The ugly truth is…I don’t enjoy fresh tomatoes. Yes, I’m “one of those people.” I do not like them in a boat, I do not like them with a goat. I like ketchup, gravy and salsa, but not if the salsa tastes all tomatoey. I’m not special, there are many like me. We lurk in the shadows, making small piles of unwanted fruit/vegetable on the side of the plate. Our blood runs cold when we forget to hold the tomatoes on a burger or sandwich; as we know the taste will spread like wildfire to engulf everything it comes in contact with. Let me be clear; I can somewhat enjoy a tomato if two things happen. The tomato needs to be grown with the utmost care and knowledge (or in Greece), and, I have to brainwash myself. I must tell myself before, during and after mastication that, “I have never tasted this exotic fruit/vegetable before, this is a new adventure, and it WILL be delicious.” I developed this routine in Greece on my honeymoon. I knew if I was gonna like tomatoes, Greece would be the place and so would the honeymoon. I stopped being a wuss and started acting like I liked them. But honeymoons are easy…everything tastes amazing, you’re on your friggin’ honeymoon! But that’s a different blog.
I thought I had read the science behind this, but apparently not as my interwebz research came up empty. What was surprising during the research was the lack of the question. All matters of science were discussing the nutritional change a tomato goes through when heated but nothing about the taste difference.
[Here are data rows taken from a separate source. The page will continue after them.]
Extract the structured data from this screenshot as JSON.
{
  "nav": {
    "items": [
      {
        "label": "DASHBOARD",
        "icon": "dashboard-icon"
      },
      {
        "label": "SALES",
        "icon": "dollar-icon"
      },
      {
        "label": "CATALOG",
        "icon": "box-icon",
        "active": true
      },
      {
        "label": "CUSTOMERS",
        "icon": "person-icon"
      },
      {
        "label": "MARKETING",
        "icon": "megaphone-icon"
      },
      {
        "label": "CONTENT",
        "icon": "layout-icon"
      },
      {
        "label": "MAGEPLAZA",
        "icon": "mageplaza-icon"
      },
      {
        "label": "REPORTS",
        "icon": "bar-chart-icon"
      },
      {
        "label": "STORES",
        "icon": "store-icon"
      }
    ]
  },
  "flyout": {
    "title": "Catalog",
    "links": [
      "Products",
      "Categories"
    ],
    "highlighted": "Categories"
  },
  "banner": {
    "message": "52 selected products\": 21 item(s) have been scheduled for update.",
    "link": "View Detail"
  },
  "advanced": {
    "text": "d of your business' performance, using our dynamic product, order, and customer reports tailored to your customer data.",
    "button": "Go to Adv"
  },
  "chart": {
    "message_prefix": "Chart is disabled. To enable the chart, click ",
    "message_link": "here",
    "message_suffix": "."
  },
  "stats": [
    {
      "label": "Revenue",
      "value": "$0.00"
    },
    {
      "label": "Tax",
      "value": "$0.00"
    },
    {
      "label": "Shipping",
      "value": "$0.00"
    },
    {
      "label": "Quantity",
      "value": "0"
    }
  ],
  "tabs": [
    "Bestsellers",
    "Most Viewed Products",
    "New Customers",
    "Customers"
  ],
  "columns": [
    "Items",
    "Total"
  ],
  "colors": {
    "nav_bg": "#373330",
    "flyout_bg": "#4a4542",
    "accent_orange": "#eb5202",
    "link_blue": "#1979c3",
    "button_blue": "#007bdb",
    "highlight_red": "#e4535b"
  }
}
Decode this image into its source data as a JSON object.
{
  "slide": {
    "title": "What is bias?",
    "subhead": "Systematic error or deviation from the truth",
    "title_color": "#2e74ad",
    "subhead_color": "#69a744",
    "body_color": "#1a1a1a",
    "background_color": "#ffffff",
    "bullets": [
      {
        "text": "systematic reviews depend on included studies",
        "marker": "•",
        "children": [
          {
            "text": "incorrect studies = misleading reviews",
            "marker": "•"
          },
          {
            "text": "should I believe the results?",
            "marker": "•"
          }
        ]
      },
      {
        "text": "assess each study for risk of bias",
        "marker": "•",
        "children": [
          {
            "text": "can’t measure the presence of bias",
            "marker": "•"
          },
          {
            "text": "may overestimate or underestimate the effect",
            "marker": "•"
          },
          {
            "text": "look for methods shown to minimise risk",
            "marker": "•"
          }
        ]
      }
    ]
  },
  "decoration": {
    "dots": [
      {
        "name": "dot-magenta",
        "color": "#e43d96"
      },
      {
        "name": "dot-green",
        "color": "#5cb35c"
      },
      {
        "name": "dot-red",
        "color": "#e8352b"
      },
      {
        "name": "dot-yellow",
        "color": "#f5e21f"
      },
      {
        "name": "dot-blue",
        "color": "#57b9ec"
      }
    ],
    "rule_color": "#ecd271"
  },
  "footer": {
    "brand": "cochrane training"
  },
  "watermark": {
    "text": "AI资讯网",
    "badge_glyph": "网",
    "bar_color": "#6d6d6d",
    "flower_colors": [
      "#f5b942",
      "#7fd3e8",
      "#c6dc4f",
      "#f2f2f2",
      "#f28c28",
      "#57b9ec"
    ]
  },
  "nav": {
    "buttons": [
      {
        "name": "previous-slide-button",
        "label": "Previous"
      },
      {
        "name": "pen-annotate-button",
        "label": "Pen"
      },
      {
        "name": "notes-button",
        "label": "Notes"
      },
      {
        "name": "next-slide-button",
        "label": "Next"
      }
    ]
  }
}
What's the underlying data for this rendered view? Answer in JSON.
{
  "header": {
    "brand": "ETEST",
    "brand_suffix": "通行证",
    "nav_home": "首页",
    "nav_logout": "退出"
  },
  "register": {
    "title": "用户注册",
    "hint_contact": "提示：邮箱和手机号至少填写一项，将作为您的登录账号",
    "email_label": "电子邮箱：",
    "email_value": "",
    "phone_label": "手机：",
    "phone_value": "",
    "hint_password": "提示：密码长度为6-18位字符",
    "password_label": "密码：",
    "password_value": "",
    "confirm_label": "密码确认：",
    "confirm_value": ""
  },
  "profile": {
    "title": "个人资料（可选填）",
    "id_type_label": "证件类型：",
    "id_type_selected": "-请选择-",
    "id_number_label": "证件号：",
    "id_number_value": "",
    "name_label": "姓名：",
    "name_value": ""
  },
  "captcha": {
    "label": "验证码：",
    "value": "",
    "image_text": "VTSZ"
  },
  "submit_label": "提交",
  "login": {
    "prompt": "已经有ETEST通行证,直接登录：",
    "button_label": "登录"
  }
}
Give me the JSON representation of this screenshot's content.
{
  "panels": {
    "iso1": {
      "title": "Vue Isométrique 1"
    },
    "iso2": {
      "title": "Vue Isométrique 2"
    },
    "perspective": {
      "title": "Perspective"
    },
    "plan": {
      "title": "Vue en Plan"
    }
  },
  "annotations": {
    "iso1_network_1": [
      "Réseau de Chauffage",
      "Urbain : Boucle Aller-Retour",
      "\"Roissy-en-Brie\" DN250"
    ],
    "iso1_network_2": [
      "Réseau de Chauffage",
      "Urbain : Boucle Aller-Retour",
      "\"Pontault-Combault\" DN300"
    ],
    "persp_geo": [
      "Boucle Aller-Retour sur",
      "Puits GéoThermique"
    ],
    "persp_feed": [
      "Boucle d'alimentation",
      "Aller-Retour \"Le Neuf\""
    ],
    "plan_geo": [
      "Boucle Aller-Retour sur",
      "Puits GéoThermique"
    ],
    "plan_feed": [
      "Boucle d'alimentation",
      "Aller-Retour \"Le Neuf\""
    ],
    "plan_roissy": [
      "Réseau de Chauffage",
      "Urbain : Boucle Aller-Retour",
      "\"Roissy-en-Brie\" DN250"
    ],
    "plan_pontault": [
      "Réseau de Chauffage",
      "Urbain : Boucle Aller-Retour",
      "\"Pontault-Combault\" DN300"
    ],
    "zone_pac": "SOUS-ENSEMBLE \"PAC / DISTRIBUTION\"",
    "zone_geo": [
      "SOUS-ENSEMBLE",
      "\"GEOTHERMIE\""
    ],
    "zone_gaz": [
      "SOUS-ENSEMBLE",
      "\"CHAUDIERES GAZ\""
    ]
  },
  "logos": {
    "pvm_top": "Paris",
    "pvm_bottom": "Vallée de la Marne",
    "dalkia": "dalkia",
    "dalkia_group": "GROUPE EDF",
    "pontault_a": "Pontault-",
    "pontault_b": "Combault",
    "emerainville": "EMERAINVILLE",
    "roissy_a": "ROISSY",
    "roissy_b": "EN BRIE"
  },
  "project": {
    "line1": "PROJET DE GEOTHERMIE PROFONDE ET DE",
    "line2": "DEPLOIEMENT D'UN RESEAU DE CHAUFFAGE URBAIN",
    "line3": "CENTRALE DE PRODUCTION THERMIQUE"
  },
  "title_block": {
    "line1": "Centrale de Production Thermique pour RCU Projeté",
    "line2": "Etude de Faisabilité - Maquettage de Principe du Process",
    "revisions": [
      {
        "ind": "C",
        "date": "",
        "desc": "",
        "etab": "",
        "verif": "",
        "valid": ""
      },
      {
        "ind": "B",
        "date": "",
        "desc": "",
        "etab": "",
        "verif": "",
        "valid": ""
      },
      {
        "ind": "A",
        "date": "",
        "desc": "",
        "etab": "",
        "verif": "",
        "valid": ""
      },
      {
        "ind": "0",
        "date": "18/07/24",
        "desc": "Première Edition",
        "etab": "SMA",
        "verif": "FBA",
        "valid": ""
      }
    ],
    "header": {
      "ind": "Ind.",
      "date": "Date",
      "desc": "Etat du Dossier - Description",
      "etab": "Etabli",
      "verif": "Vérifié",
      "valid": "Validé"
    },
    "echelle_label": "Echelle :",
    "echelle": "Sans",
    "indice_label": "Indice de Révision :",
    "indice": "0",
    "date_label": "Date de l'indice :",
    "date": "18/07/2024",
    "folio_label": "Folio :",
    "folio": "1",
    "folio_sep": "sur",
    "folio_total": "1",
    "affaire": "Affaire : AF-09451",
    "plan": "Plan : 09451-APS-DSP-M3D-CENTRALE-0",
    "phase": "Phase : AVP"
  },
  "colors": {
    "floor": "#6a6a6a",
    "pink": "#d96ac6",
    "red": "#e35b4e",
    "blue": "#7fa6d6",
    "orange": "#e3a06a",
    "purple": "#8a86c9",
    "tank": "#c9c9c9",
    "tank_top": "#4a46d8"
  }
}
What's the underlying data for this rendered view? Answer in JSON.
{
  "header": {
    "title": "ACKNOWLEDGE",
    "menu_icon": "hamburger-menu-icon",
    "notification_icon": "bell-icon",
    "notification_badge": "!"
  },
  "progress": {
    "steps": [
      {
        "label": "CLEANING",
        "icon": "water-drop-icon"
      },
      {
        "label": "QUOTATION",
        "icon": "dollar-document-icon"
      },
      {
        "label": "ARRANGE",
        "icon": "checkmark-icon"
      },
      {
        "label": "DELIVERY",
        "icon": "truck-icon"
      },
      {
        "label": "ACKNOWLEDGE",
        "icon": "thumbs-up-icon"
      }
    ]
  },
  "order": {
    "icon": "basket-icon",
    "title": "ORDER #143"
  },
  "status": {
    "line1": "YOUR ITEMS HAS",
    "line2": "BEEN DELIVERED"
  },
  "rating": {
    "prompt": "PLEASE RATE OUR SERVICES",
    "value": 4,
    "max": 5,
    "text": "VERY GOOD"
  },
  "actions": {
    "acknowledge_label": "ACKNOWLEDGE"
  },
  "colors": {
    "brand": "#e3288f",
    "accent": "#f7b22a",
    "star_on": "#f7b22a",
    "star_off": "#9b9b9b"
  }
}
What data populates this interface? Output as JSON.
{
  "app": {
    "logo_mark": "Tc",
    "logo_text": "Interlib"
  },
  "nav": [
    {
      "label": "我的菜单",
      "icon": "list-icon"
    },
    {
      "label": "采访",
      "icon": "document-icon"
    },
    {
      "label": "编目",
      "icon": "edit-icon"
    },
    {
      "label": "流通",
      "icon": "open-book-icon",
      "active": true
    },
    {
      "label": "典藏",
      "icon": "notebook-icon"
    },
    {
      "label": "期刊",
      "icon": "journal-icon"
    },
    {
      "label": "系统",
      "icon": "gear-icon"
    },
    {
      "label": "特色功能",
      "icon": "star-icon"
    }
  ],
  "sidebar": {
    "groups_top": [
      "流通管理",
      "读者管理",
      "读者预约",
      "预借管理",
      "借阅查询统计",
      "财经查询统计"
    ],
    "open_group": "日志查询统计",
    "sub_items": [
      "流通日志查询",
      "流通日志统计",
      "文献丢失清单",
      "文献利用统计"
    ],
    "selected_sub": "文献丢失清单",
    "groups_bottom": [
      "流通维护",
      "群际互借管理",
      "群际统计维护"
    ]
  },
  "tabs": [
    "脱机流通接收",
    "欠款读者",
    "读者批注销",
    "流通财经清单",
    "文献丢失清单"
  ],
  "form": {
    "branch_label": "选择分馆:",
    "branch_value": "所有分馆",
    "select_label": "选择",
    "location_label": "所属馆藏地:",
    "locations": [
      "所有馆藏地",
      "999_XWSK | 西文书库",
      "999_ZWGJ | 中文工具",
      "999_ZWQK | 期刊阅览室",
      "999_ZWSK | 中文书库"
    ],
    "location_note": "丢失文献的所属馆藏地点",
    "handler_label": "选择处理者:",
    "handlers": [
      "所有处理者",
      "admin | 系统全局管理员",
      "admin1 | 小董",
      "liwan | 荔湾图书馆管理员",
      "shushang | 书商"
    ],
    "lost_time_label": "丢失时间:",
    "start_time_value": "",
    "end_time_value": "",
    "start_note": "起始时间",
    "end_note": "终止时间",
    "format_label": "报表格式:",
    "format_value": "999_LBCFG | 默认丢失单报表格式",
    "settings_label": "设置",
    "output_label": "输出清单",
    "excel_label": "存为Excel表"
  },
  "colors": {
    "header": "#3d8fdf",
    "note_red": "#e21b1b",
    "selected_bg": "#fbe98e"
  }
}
What is there or not there after they are cooked? Lycopene and glutamate levels are higher in cooked tomatoes and lycopenes molecular shape changes to something more absorbable. Maybe that changes the taste as well? I tend to think glutamate as well because of the vast difference between a salted and unsalted bite of tomato. The salt I think adds a missing link to the glutamate which then gives the taster a savory full bodied flavor. Like msg.